Letter: Examine School Spending

Letter: Examine School Spending

Letter to the Editor

To the Editor:

I am the owner and operator of Potomac River, Realtors, located near the King Street Metro Station. As such, I work hard to promote Alexandria every single day. I am also the only Independent candidate running a winning campaign for a seat on the Alexandria City Council this upcoming Nov. 3.

During the course of my work as a Realtor, I am repeatedly confronted with residents who are planning to leave Alexandria and must sell their homes (unhappily, I must add).

A vast majority of these Alexandrians are leaving despite the fact that they love:

  • Our city’s great walk-ability;

  • All of our fantastic restaurants and shops;

  • Our beautiful parks and open space (yes, we do have a large amount of parkland: 566 acres of city-owned parkland and 900 acres of protected open space); and

  • Our friendly and welcoming neighbors.

You might ask: If Alexandria has all this to offer, why are residents fleeing our city?

Despite all of the above (and more), many of my clients with young children ask me to help them sell their homes and leave Alexandria because of the poor ratings of our public schools in comparison to other nearby jurisdictions. Whether their perceptions of how poor the quality of our school public system has become is real, or not, what is “real” is that I’m not the only Realtor who has been confronted with this issue. I’ve been told by many of my fellow associates that this “family flight” has been going on for decades.

There is no reason whatsoever for the poor performance ratings of our schools relative to our neighbors in Fairfax, Arlington, and Loudoun counties, and Falls Church City, all which are ranked as having some of the best school systems in the Commonwealth. Those who can afford to send their children to private school often stay in Alexandria, but there is a clear race and income divide between those who stays and who goes, and the statistics prove it.

If we really want to be Progressives, some of our solutions to this issue involve a revolution in the way Alexandria City Public Schools (ACPS) money is spent.

  • It involves eliminating the overlapping administrative hierarchy and fiefdoms created by former school superintendent Morton Sherman. Reducing administrative overhead enables those monies to be appropriated to future increases in teacher salaries and headcount.
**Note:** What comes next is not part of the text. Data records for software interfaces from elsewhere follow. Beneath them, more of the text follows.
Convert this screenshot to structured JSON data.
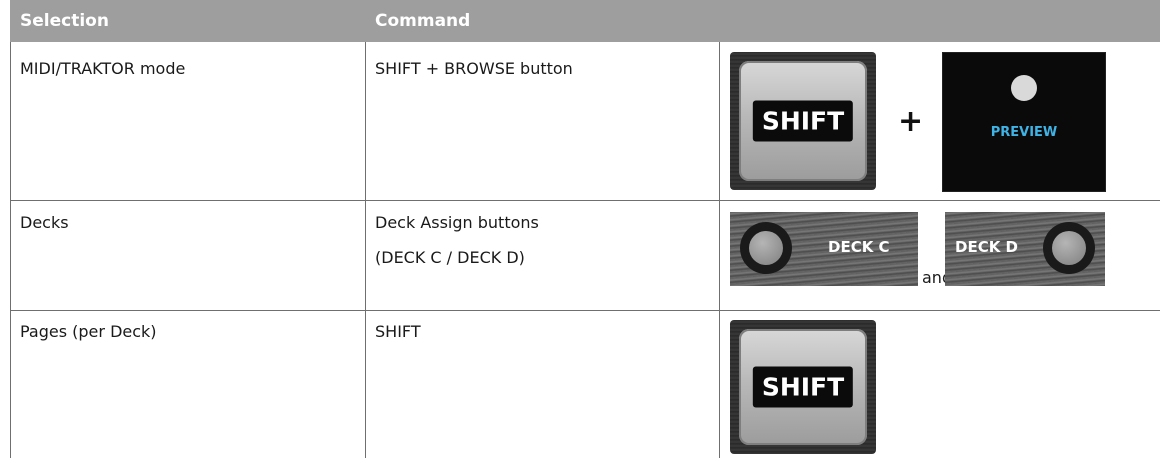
{
  "header": {
    "selection": "Selection",
    "command": "Command"
  },
  "rows": [
    {
      "selection": "MIDI/TRAKTOR mode",
      "command": "SHIFT + BROWSE button"
    },
    {
      "selection": "Decks",
      "command_line1": "Deck Assign buttons",
      "command_line2": "(DECK C / DECK D)"
    },
    {
      "selection": "Pages (per Deck)",
      "command": "SHIFT"
    }
  ],
  "images": {
    "shift_label": "SHIFT",
    "plus": "+",
    "preview_label": "PREVIEW",
    "deck_c_label": "DECK C",
    "deck_d_label": "DECK D",
    "and_text": "and"
  },
  "icons": {
    "preview": "headphones-icon"
  }
}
  • It means eliminating the concept that beautiful, well-equipped buildings equate to well-educated students. I spoke to a city employee who used the term, “lipstick on a pig,” regarding the one-year-old Jefferson Houston Elementary School building.

  • It means using the dollars saved from a reduction in the scope of construction and applying those funds to programs and teachers focused specifically on education and social development, both in the classroom and outside the classroom. As a Realtor, I know that it is more cost-effective to gut and rehab a building, rather than completely tear it down and start from scratch.

One of the basic tenets of economics is opportunity cost. If I apply a resource, I no longer have it to apply in a different manner. The opportunity cost of building grandiose schools is the cost of the debt service over the following 20-to-30 years, which is money that cannot be applied to transformative operational programs (including Parks, Recreation, and Cultural activities and programs) or much-needed increased salaries to the teachers and coaches who work hard to help deliver a great foundation of educational learning and recreational enjoyment for our children. Our children's teachers certainly deserve better.

It is incumbent upon the City Council to provide leadership and direction to the entire city. The City Council’s job regarding schools is not simply to provide and allocate funds for the School Board to spend. City Council must provide firm leadership, guidance, set expectations, and demand positive results from all departments, including our schools.

We are a very proud of our city, yet, we have been blindly dismissive of our public schools for far too long. Together, we must work toward a resolute dedication of not accepting anything but the absolute best education for our children.

I am running to win a seat on City Council to work with my fellow council members to begin the much-needed change that will enable us to reinvigorate, recharge, and rehabilitate Alexandria City Public Schools.

Phil Cefaratti

Independent Candidate

for Alexandria City Council